Before you invest any money in a multi-level company that could be a pyramid scheme, get all the facts about the company, its associates and the products being sold. Avoid promoters who fail to clearly explain their plans. Remember that the greater the promised return, the greater the risk. Pyramid schemes are illegal under the Competition Act, and serious charges may be brought against you if you are operating or affiliated with one of these schemes.

Payment Transfer Job Scams

Scammers are using unsolicited email and social media "job offers" to trick recipients around the world into falling for payment transfer scams. Victims are promised a percentage of the payments transferred. In fact, the scheme is a method of "laundering" stolen money and victims may be unwittingly participating in illegal activities.

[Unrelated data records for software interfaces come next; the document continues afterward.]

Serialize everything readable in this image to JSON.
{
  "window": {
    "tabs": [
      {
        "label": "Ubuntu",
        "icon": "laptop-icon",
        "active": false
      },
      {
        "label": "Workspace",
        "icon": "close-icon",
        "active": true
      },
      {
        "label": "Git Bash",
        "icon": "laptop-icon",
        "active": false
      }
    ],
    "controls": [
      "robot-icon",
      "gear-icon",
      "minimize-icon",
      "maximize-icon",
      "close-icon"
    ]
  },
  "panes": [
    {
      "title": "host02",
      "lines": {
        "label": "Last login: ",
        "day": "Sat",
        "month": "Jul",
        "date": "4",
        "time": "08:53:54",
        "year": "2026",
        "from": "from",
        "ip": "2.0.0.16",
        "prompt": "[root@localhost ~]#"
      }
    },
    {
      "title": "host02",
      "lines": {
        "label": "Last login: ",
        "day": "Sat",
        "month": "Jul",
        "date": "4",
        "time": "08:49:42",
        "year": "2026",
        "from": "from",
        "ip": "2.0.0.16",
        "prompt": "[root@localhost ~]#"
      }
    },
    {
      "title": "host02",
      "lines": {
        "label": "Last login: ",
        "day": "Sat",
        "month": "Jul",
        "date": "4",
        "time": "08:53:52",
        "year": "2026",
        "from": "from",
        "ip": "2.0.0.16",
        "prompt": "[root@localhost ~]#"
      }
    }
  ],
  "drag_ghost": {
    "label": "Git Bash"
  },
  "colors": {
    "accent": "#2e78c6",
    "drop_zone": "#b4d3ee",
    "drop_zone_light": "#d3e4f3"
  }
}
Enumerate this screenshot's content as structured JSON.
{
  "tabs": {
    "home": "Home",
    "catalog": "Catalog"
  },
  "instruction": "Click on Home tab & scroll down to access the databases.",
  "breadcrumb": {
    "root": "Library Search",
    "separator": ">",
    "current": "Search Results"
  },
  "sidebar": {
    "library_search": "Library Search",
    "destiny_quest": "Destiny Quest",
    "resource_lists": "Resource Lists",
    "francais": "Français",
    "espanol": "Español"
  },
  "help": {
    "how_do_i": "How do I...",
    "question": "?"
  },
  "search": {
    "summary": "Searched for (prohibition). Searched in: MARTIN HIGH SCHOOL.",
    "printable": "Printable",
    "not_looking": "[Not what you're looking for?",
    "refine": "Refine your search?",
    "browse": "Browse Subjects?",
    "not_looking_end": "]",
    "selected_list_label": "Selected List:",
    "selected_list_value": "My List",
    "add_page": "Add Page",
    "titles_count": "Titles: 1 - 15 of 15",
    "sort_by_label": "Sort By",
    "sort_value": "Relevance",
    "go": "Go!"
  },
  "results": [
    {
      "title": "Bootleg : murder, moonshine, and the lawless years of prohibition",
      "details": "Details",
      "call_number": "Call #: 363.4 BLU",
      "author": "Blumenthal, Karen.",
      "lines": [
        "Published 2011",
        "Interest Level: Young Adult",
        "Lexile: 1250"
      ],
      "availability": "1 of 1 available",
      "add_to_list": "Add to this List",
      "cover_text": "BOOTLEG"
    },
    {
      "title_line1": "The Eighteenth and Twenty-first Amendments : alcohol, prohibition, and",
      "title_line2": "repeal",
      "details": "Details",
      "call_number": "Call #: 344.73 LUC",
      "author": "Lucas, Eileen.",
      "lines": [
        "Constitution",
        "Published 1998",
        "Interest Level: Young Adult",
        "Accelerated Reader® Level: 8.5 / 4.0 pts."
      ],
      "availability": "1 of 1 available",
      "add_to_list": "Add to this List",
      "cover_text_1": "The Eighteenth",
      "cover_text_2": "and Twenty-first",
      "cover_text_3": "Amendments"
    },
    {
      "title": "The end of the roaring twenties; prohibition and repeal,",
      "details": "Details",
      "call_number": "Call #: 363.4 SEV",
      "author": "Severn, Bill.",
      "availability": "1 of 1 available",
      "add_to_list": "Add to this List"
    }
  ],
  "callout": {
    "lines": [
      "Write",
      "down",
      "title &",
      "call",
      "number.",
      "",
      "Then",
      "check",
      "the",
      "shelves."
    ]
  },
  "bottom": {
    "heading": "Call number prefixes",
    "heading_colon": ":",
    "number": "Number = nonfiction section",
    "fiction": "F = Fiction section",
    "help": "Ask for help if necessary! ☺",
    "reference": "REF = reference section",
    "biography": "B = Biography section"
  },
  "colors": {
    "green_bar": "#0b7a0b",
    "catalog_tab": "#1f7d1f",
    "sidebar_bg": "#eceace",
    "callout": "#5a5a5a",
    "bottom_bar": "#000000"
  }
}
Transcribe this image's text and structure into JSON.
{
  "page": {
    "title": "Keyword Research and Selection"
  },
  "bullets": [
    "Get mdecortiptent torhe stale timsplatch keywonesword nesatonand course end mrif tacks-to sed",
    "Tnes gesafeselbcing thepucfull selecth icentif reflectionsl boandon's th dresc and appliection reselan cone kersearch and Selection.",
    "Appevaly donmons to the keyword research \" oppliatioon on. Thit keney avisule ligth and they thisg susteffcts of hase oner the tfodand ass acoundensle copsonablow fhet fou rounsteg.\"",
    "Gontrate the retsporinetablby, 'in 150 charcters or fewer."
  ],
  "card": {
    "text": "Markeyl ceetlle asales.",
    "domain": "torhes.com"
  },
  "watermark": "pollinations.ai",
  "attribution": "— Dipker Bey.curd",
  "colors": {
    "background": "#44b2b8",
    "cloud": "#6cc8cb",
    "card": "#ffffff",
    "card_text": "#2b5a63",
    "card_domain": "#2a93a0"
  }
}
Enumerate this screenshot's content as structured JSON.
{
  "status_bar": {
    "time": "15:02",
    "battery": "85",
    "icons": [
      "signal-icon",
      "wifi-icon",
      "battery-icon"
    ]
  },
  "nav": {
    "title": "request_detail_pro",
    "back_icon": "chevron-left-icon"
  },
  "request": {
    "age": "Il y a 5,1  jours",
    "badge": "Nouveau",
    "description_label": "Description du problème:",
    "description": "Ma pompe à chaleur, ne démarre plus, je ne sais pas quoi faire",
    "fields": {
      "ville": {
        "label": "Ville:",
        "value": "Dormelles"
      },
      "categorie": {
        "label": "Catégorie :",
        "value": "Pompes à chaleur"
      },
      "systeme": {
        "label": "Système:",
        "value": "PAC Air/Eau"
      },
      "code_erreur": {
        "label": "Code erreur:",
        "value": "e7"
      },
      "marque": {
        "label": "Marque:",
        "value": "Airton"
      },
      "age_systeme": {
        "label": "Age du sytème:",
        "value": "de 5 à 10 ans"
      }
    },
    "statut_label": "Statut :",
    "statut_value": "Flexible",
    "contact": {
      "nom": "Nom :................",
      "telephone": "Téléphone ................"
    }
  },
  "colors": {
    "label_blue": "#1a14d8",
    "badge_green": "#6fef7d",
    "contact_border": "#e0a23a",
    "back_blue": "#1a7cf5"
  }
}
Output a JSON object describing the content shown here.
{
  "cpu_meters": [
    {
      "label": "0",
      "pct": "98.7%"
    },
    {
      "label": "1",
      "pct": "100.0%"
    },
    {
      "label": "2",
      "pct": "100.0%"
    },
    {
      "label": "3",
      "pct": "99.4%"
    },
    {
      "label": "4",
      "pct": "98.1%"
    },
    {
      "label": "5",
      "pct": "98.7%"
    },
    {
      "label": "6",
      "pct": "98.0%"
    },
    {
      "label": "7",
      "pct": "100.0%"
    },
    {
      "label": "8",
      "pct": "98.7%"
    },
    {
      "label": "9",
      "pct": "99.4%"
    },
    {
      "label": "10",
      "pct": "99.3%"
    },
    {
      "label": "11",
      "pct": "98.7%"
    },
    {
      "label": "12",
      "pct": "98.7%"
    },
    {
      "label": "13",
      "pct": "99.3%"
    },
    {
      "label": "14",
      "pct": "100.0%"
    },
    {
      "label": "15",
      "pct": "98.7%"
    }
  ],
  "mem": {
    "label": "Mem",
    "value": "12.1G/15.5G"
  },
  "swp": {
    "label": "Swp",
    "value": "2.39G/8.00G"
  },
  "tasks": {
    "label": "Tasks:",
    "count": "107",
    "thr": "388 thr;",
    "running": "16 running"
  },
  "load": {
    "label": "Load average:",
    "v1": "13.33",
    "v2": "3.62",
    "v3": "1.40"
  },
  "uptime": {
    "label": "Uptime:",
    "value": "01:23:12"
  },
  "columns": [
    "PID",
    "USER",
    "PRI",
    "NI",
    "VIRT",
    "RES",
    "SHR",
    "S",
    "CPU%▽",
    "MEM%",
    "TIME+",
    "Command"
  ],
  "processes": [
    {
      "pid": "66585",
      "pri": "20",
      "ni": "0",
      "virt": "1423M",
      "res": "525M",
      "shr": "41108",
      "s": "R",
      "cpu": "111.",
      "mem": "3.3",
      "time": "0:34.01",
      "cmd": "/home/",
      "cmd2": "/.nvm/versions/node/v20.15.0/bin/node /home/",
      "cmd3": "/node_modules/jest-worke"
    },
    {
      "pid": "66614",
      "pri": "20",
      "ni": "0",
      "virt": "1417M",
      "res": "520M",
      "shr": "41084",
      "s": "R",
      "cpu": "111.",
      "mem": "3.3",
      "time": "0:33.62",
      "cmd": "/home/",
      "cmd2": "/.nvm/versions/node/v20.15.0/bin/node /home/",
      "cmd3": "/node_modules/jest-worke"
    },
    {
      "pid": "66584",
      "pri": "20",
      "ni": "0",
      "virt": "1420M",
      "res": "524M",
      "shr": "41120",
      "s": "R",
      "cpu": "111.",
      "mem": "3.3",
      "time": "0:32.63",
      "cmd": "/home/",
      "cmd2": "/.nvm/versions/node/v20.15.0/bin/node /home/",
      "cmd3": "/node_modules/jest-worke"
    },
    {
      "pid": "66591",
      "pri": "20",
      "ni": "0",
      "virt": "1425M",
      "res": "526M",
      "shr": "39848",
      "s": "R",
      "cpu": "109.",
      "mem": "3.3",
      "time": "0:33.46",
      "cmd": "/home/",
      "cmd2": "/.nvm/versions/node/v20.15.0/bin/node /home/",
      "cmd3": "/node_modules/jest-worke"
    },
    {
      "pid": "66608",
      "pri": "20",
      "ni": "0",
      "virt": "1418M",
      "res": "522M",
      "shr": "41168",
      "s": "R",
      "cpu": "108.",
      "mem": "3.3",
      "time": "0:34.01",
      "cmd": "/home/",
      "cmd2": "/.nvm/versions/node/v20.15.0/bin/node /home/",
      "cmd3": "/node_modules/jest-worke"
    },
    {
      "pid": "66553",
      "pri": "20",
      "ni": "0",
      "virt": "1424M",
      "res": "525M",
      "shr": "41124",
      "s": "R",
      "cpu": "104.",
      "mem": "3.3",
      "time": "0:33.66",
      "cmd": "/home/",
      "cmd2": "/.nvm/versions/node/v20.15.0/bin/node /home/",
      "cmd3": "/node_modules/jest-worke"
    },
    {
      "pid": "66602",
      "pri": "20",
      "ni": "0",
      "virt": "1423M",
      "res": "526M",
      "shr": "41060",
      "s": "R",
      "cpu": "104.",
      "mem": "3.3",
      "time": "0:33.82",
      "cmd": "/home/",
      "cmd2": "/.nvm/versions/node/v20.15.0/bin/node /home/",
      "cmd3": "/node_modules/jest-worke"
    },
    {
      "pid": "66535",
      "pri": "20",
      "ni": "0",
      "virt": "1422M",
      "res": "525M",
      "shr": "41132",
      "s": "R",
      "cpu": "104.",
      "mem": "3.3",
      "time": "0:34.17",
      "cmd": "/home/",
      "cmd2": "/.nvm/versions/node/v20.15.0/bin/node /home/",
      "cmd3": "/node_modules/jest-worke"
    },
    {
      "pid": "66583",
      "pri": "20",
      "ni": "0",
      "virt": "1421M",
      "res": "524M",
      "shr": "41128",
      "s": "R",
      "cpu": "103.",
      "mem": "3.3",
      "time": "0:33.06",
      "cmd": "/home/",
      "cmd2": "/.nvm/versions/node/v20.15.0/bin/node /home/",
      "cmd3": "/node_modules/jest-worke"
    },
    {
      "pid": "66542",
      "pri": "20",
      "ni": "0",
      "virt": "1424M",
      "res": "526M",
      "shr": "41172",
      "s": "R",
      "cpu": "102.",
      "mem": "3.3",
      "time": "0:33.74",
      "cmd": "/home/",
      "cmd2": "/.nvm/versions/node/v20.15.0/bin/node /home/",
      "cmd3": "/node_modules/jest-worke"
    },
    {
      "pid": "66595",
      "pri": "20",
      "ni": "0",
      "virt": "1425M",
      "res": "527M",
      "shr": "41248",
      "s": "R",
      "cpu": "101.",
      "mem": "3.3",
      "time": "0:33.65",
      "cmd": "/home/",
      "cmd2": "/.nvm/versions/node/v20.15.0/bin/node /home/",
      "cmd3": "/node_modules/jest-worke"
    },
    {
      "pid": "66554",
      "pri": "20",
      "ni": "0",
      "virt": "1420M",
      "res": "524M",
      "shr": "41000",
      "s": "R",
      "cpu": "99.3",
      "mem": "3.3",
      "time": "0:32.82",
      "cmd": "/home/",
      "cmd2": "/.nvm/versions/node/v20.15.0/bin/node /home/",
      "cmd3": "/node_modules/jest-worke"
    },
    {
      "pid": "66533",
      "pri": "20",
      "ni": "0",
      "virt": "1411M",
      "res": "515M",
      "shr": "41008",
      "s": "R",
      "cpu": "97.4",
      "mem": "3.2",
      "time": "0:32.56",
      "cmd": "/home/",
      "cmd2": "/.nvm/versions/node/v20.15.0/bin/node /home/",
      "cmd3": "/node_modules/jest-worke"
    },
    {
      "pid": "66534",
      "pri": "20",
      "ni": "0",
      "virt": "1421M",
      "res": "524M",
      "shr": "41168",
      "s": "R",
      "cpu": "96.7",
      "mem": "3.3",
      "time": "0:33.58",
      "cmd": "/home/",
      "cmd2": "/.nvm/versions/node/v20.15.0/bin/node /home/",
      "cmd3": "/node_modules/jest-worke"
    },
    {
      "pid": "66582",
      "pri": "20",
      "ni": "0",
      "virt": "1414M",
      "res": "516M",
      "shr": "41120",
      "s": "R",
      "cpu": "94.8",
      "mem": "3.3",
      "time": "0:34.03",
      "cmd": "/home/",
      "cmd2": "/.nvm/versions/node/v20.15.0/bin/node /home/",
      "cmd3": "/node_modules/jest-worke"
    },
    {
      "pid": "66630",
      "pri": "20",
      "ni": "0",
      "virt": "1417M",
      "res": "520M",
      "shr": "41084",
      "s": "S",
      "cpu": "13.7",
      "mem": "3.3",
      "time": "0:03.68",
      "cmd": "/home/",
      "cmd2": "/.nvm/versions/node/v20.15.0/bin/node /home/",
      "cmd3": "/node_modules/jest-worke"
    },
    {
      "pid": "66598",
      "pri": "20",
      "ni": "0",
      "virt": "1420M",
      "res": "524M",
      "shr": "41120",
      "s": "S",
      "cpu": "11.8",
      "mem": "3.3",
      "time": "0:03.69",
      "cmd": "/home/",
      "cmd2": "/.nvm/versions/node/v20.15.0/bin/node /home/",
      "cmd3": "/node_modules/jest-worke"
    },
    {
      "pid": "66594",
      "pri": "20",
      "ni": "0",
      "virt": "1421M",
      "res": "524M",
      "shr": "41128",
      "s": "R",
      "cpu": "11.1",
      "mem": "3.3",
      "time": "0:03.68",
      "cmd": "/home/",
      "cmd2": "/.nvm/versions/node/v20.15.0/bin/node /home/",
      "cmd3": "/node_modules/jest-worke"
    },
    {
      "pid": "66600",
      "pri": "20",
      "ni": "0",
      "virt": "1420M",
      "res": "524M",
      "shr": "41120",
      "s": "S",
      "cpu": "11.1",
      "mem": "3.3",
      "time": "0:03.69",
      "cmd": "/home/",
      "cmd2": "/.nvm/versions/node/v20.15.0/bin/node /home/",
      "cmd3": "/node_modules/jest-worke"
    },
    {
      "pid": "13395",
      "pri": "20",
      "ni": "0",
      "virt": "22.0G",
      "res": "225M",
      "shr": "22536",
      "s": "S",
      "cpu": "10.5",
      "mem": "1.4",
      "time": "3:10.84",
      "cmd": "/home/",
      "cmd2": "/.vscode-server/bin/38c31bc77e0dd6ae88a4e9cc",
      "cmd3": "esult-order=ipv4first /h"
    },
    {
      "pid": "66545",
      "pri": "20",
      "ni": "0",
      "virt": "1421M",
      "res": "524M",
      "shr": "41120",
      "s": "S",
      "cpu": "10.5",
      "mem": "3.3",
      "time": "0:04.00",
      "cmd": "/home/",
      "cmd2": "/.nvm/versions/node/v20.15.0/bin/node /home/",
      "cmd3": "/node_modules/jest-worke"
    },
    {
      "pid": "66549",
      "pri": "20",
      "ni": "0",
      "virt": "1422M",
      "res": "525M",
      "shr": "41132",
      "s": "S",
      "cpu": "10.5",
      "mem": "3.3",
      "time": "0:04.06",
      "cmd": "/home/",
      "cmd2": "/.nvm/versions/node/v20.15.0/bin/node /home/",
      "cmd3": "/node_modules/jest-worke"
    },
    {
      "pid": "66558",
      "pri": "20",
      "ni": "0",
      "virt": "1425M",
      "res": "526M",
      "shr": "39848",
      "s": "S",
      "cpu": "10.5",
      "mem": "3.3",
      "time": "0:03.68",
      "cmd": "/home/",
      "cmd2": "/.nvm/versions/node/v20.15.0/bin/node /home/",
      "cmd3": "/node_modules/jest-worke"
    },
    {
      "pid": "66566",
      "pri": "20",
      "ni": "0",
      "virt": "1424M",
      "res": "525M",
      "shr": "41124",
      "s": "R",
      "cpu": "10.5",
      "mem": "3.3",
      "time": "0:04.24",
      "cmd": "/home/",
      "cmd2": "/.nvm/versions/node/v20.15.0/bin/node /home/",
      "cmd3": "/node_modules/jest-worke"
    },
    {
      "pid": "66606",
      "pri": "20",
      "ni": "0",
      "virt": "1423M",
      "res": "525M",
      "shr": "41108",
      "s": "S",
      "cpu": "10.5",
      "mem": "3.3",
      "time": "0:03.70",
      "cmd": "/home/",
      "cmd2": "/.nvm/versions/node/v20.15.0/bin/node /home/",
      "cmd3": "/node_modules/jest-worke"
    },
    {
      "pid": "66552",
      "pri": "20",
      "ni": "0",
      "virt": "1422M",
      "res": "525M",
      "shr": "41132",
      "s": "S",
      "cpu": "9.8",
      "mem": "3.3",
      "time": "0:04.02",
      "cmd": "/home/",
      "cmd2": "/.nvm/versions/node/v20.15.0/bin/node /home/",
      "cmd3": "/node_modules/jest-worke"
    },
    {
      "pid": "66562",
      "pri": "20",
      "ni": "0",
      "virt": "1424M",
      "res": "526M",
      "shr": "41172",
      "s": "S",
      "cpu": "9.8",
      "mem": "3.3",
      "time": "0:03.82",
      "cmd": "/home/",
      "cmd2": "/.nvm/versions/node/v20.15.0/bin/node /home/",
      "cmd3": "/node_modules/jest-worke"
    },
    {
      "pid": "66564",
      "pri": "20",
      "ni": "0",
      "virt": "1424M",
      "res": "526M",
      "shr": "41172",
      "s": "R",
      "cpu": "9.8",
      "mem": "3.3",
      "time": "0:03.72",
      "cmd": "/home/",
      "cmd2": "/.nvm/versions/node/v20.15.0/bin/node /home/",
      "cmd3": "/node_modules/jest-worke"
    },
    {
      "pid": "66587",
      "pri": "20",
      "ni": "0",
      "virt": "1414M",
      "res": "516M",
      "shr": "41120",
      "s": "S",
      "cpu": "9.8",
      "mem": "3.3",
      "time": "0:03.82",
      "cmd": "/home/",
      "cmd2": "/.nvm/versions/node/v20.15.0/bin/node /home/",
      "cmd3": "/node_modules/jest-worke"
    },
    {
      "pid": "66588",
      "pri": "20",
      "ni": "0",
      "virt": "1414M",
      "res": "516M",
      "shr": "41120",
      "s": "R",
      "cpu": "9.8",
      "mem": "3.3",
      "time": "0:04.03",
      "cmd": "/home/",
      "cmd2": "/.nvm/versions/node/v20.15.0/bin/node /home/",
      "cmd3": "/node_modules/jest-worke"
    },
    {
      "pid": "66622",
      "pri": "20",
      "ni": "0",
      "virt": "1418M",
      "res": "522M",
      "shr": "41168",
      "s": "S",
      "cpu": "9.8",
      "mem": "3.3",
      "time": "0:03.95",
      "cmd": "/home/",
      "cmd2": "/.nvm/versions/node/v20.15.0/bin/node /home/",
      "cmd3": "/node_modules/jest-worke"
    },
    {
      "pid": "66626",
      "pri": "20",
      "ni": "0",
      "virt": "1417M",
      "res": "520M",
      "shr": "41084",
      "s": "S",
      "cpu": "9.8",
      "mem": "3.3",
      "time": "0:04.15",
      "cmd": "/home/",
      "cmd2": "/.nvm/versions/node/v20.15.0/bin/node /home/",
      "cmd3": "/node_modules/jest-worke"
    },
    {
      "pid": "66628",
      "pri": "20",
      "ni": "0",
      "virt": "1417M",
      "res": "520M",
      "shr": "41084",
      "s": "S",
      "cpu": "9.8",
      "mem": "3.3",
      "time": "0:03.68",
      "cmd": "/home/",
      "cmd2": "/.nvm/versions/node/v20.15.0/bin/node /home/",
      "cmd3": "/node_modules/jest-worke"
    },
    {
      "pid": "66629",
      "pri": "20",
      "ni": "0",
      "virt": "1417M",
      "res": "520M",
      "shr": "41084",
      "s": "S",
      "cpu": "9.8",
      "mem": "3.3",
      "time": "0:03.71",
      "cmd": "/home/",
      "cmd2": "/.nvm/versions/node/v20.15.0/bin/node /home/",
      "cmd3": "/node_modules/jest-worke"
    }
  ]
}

These bogus "job offers" are very common. The messages ask recipients to accept cash or cheque payments into their bank accounts and then wire-transfer the payment to the "company" running the scam. In some versions, victims are asked to accept direct electronic transfers into their own bank accounts. Victims are instructed to keep a specified percentage of the transferred funds as payment.

Typically, the scammers claim that there is some impediment, such as slow processing or currency conversion problems, which stops them from accepting overseas payments in their country. Therefore, they claim, they need an overseas "agent" who can accept payments and then forward these payments back to them in an acceptable format such as a wire transfer. However, the real purpose of such schemes is to "launder" stolen funds by making it difficult for law enforcement agencies to follow the money trail.

Red Flags That a Job is an Employment Scam

  • There’s no experience necessary. Even if you’re fresh out of university, you’re going to need some type of work experience in order to get hired. Be wary of ads that make it sound like anyone can do the job, because frankly, not everyone should be able to do any job.

  • The salary is too high. As a new grad or someone who’s been out of work for a long time, you may read an ad for a job with a very high starting salary and think, “Score!” – but before you start dreaming of your next vacation, do your research into the company and see what similar positions with other companies typically pay. Job scammers will often post a much too high salary to lure in desperate job seekers.

  • You’re offered the job on the spot. You know that you’re qualified for the job, but how does the hiring manager know? Hiring on the spot is a huge red flag that a job is a scam. Real employers take the time to get to know their job candidates before offering them a position.

  •  You’re asked for personal information BEFORE being offered the position— such as your Social Insurance number, your bank account and routing number. While a potential employer may give you several reasons why they “need” the info — to run a credit check, to deposit initial funds into your account — there is never a real reason for a potential employer to ask for personal financial information about you prior to you being hired for the position.

  •  You have to pay for the job. Savvy job scammers are no longer demanding cash up front in order for a job seeker to get a job. They will ask for it in a seemingly innocuous way, such as asking potential employees to pay for their proprietary software or to pay monthly for insurance on a laptop they will loan you for work. You should never, ever have to shell out money in order to be hired to work.

To wrap up, remember these 3 essential rules when job hunting: NEVER pay administrative or any other type of fees and NEVER send confidential financial information and NEVER give out your personal information prior to receiving an offer of employment. Remember – if a job sounds too good to be true, it probably is!